So now I have a rather more humbling practice regime. And I have stopped scoffing at the physical warm ups. There is always something new to learn.


NaNoWriMo or no?

November is getting closer. I have an idea for a novel and the yearly, NaNo event is the perfect way for me to get it written. There are two nagging doubts to overcome.

Firstly: will it be worth writing? I had promised myself to make the next book (this is number four) the best one. To be sure of this I’m creating a more solid plot outline and some sample chapters.

Secondly: is it the right book? Writing a thriller (which is what this is) is something I seem to be able to do. But I feel there’s something different I can do. I feel if I can write the blurb for the back of the book, I can write the book. Perhaps this is a sign that the idea is not ready yet, or that I’m just clueless and not a proper writer.

All these things are possible.



New Accelerator has been expanded. We’ve been lucky enough to have Colin Henney play on our recording sessions but it’s been impossible to have him along to regular rehearsals and song writing sessions. Thanks to our fabulous drummer, Bobby, we now have a full time keyboard playing member of the band in Adrian Coles.

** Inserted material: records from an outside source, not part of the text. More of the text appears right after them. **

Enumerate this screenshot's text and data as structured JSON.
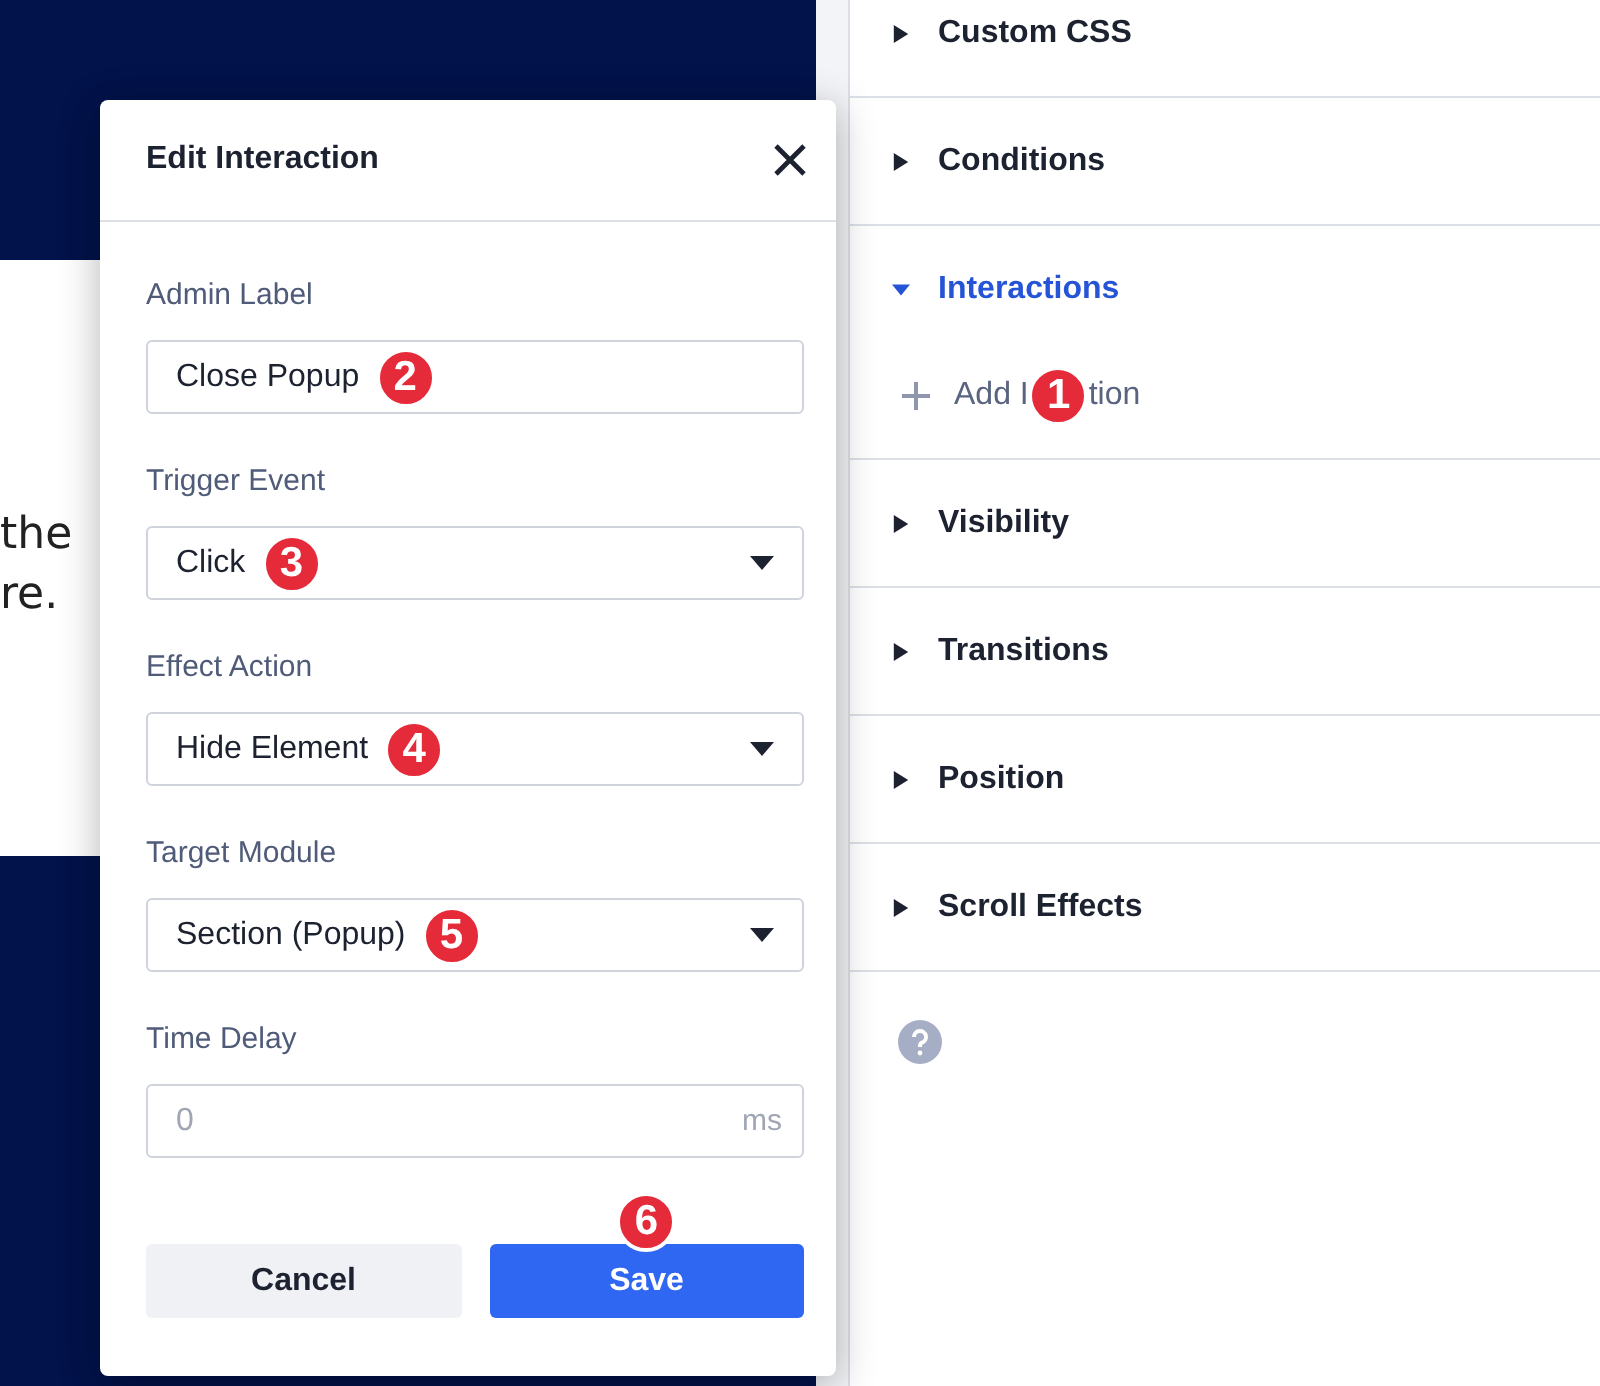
{
  "canvas": {
    "text_lines": [
      "the",
      "re."
    ]
  },
  "panel": {
    "sections": [
      {
        "label": "Custom CSS",
        "expanded": false
      },
      {
        "label": "Conditions",
        "expanded": false
      },
      {
        "label": "Interactions",
        "expanded": true,
        "add_link": {
          "label_before": "Add I",
          "label_after": "tion",
          "badge": "1"
        }
      },
      {
        "label": "Visibility",
        "expanded": false
      },
      {
        "label": "Transitions",
        "expanded": false
      },
      {
        "label": "Position",
        "expanded": false
      },
      {
        "label": "Scroll Effects",
        "expanded": false
      }
    ]
  },
  "dialog": {
    "title": "Edit Interaction",
    "fields": [
      {
        "label": "Admin Label",
        "kind": "text",
        "value": "Close Popup",
        "badge": "2"
      },
      {
        "label": "Trigger Event",
        "kind": "select",
        "value": "Click",
        "badge": "3"
      },
      {
        "label": "Effect Action",
        "kind": "select",
        "value": "Hide Element",
        "badge": "4"
      },
      {
        "label": "Target Module",
        "kind": "select",
        "value": "Section (Popup)",
        "badge": "5"
      },
      {
        "label": "Time Delay",
        "kind": "number",
        "placeholder": "0",
        "unit": "ms"
      }
    ],
    "buttons": [
      {
        "label": "Cancel",
        "kind": "secondary"
      },
      {
        "label": "Save",
        "kind": "primary",
        "badge": "6"
      }
    ]
  }
}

Having another instrumentalist capable of playing lead of rhythm parts has made a real difference. We can now play the songs as they sound on record, although it hasn’t taken long for us to start mucking about with arrangements and delving in to all the new sounds and possibilities. We can also integrate the keys into songs as they are being written. There are challenges too, as we find the right sounds and make sure we’re not stepping on each other’s toes.

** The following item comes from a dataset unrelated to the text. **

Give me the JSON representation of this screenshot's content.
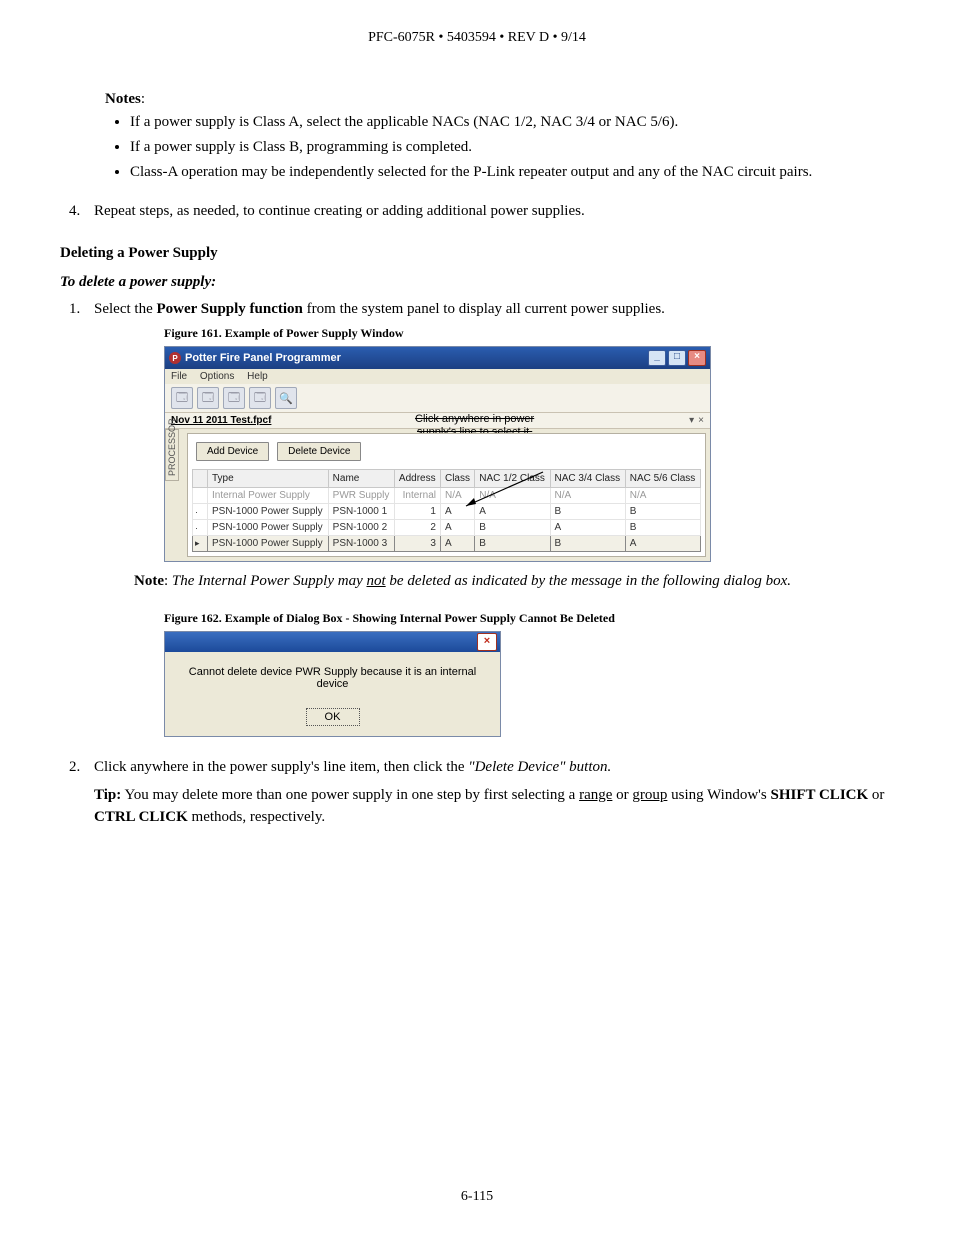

Exciting times ahead.


Stars revisited

Good old Facebook. Today it reminded me of various things that happened on this day over the last few years. There was a photograph of my then six year old daughter with a large plastic horse, lots of posts about working on new songs (now all complete and available on Bandcamp) and, from 2012, a poem about my dad. It’s not a great poem but it worked well enough at the time for me to let it out.
I love reading and studying poems but I don’t write many anymore because I’m just not good enough to write anything that stands up to the 24 hour test. That is, being able to be read 24 hours later and not seem like crap. This poem though, this poem was written in the heat of the moment and posted before I could get too precious. Then I forgot it, until today. For once in my life I actually wrote a poem that works. For the record, my dad died two months after this was written.

The stars are markers of the past.
They tell the tales of giants and dwarves.
Their light conveys the stories although
That light has left them long ago.
Just like the boy with a catapult,
Whose lengthy journey through the years
Has stretched out and almost erased
His adventures.

The stars are makers of the past.
They are calling,
My dad,
Every morning.

Every morning as they fade
They invite him
To join them.

The twinkle,
Twinkles in his eyes,
But one day soon,
The stars’ delicate light,
Will catapult him,

Into the past.